▶ **AVAILABLE RECORDS**:
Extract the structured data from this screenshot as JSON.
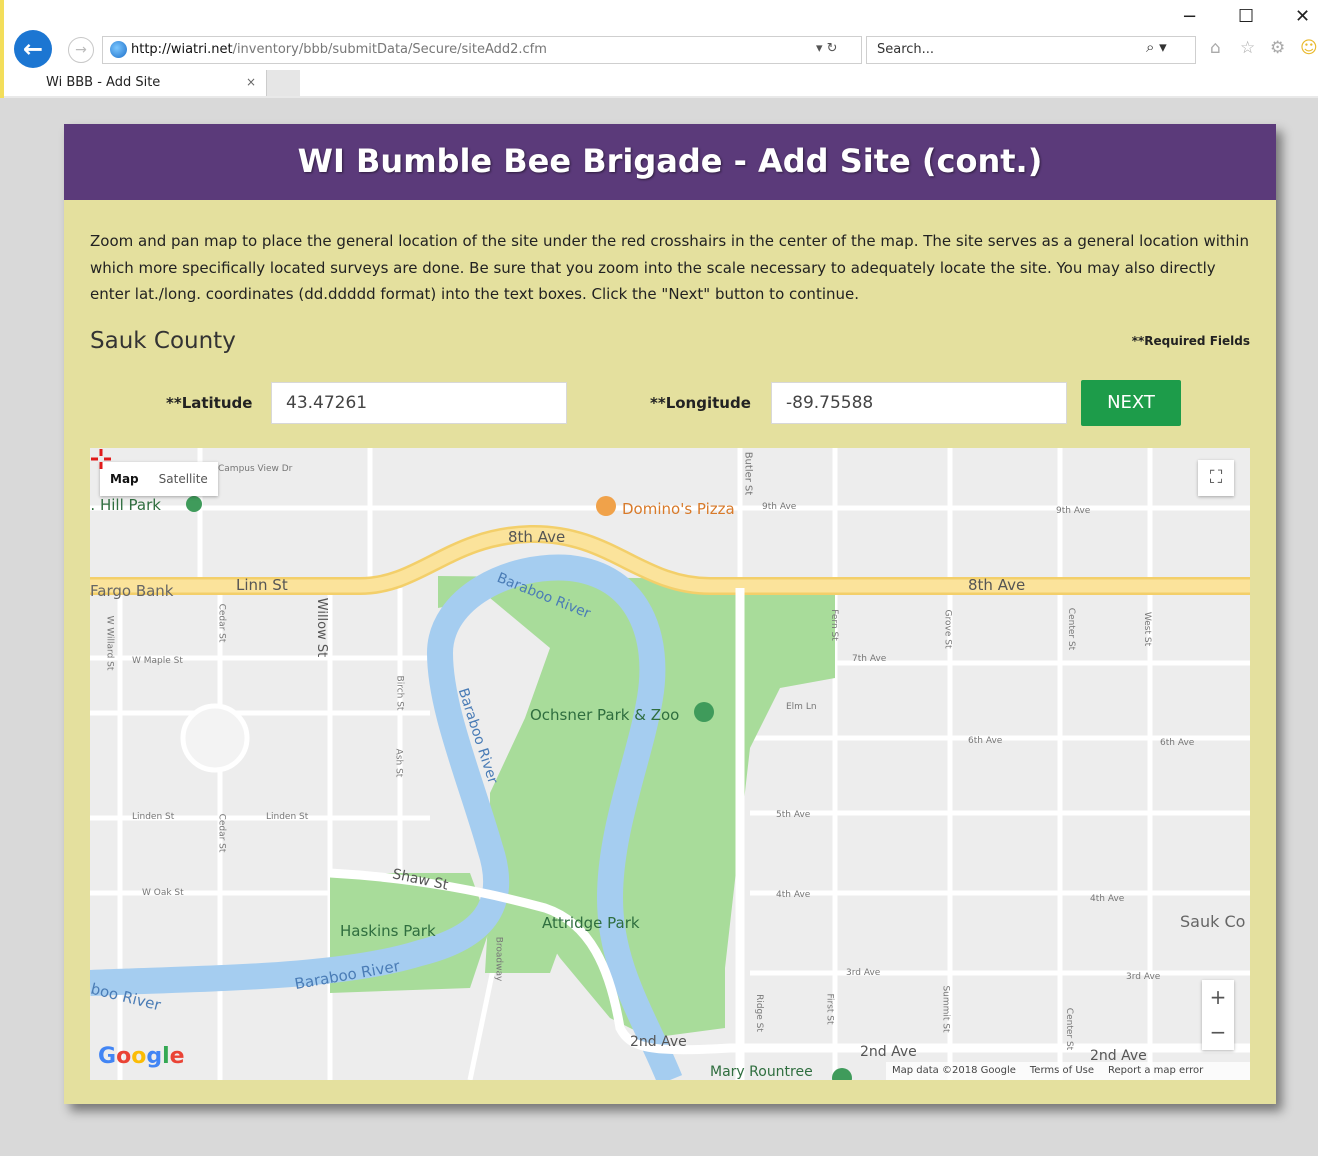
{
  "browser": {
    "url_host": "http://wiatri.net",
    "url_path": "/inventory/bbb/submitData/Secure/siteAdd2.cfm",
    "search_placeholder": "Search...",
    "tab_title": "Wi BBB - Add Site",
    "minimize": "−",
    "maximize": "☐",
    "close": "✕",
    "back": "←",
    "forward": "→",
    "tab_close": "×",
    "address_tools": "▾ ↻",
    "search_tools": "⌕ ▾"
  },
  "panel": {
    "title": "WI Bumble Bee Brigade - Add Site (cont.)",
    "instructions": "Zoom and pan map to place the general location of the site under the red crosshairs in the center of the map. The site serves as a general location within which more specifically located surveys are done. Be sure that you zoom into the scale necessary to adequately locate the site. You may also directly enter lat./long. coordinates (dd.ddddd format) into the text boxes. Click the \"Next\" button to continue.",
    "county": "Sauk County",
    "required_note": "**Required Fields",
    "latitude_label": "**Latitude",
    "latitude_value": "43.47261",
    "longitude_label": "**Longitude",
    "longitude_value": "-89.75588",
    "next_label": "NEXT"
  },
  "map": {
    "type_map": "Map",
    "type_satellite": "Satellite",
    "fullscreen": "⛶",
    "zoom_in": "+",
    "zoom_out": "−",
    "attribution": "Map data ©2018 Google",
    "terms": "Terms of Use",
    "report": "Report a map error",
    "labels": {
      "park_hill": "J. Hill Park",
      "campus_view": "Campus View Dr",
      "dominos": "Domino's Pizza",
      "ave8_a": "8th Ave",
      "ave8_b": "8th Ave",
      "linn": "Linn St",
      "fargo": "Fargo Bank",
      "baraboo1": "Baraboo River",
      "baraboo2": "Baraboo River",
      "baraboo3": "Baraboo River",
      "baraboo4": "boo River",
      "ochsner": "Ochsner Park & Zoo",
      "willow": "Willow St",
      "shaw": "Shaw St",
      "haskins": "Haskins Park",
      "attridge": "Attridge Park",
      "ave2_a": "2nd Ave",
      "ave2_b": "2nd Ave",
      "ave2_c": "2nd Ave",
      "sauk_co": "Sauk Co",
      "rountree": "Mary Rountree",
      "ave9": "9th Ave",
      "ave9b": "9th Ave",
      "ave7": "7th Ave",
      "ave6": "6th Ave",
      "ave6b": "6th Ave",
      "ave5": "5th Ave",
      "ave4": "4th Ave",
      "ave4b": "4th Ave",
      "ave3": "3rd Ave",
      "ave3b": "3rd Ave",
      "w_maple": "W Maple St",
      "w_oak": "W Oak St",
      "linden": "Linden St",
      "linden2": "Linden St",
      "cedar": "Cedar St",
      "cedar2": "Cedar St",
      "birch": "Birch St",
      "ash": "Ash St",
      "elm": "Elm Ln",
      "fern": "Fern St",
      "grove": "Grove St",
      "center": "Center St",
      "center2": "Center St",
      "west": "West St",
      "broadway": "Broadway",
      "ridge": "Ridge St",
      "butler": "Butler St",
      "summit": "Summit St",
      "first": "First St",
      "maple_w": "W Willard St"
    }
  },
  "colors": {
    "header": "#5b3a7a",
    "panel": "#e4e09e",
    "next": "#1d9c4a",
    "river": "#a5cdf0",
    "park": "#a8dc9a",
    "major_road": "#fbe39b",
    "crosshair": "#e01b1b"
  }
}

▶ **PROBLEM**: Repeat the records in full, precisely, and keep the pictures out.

▶ **EXPECTED ANSWER**:
Extract the structured data from this screenshot as JSON.
{
  "browser": {
    "url_host": "http://wiatri.net",
    "url_path": "/inventory/bbb/submitData/Secure/siteAdd2.cfm",
    "search_placeholder": "Search...",
    "tab_title": "Wi BBB - Add Site",
    "minimize": "−",
    "maximize": "☐",
    "close": "✕",
    "back": "←",
    "forward": "→",
    "tab_close": "×",
    "address_tools": "▾ ↻",
    "search_tools": "⌕ ▾"
  },
  "panel": {
    "title": "WI Bumble Bee Brigade - Add Site (cont.)",
    "instructions": "Zoom and pan map to place the general location of the site under the red crosshairs in the center of the map. The site serves as a general location within which more specifically located surveys are done. Be sure that you zoom into the scale necessary to adequately locate the site. You may also directly enter lat./long. coordinates (dd.ddddd format) into the text boxes. Click the \"Next\" button to continue.",
    "county": "Sauk County",
    "required_note": "**Required Fields",
    "latitude_label": "**Latitude",
    "latitude_value": "43.47261",
    "longitude_label": "**Longitude",
    "longitude_value": "-89.75588",
    "next_label": "NEXT"
  },
  "map": {
    "type_map": "Map",
    "type_satellite": "Satellite",
    "fullscreen": "⛶",
    "zoom_in": "+",
    "zoom_out": "−",
    "attribution": "Map data ©2018 Google",
    "terms": "Terms of Use",
    "report": "Report a map error",
    "labels": {
      "park_hill": "J. Hill Park",
      "campus_view": "Campus View Dr",
      "dominos": "Domino's Pizza",
      "ave8_a": "8th Ave",
      "ave8_b": "8th Ave",
      "linn": "Linn St",
      "fargo": "Fargo Bank",
      "baraboo1": "Baraboo River",
      "baraboo2": "Baraboo River",
      "baraboo3": "Baraboo River",
      "baraboo4": "boo River",
      "ochsner": "Ochsner Park & Zoo",
      "willow": "Willow St",
      "shaw": "Shaw St",
      "haskins": "Haskins Park",
      "attridge": "Attridge Park",
      "ave2_a": "2nd Ave",
      "ave2_b": "2nd Ave",
      "ave2_c": "2nd Ave",
      "sauk_co": "Sauk Co",
      "rountree": "Mary Rountree",
      "ave9": "9th Ave",
      "ave9b": "9th Ave",
      "ave7": "7th Ave",
      "ave6": "6th Ave",
      "ave6b": "6th Ave",
      "ave5": "5th Ave",
      "ave4": "4th Ave",
      "ave4b": "4th Ave",
      "ave3": "3rd Ave",
      "ave3b": "3rd Ave",
      "w_maple": "W Maple St",
      "w_oak": "W Oak St",
      "linden": "Linden St",
      "linden2": "Linden St",
      "cedar": "Cedar St",
      "cedar2": "Cedar St",
      "birch": "Birch St",
      "ash": "Ash St",
      "elm": "Elm Ln",
      "fern": "Fern St",
      "grove": "Grove St",
      "center": "Center St",
      "center2": "Center St",
      "west": "West St",
      "broadway": "Broadway",
      "ridge": "Ridge St",
      "butler": "Butler St",
      "summit": "Summit St",
      "first": "First St",
      "maple_w": "W Willard St"
    }
  },
  "colors": {
    "header": "#5b3a7a",
    "panel": "#e4e09e",
    "next": "#1d9c4a",
    "river": "#a5cdf0",
    "park": "#a8dc9a",
    "major_road": "#fbe39b",
    "crosshair": "#e01b1b"
  }
}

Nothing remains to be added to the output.